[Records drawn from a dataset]

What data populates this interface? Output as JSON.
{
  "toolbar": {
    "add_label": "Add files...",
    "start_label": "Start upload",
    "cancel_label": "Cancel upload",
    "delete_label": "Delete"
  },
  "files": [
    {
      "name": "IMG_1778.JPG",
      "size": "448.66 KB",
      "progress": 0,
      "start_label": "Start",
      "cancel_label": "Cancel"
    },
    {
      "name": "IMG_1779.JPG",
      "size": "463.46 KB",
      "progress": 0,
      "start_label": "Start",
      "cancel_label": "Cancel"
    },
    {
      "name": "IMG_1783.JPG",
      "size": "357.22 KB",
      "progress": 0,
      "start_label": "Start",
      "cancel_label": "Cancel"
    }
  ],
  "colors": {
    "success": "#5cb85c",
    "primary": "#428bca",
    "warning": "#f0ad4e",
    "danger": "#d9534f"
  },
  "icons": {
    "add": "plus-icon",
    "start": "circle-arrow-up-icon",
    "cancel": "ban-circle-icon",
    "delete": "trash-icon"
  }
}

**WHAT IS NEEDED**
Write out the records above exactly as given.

**FINISHED EXERCISE**
What data populates this interface? Output as JSON.
{
  "toolbar": {
    "add_label": "Add files...",
    "start_label": "Start upload",
    "cancel_label": "Cancel upload",
    "delete_label": "Delete"
  },
  "files": [
    {
      "name": "IMG_1778.JPG",
      "size": "448.66 KB",
      "progress": 0,
      "start_label": "Start",
      "cancel_label": "Cancel"
    },
    {
      "name": "IMG_1779.JPG",
      "size": "463.46 KB",
      "progress": 0,
      "start_label": "Start",
      "cancel_label": "Cancel"
    },
    {
      "name": "IMG_1783.JPG",
      "size": "357.22 KB",
      "progress": 0,
      "start_label": "Start",
      "cancel_label": "Cancel"
    }
  ],
  "colors": {
    "success": "#5cb85c",
    "primary": "#428bca",
    "warning": "#f0ad4e",
    "danger": "#d9534f"
  },
  "icons": {
    "add": "plus-icon",
    "start": "circle-arrow-up-icon",
    "cancel": "ban-circle-icon",
    "delete": "trash-icon"
  }
}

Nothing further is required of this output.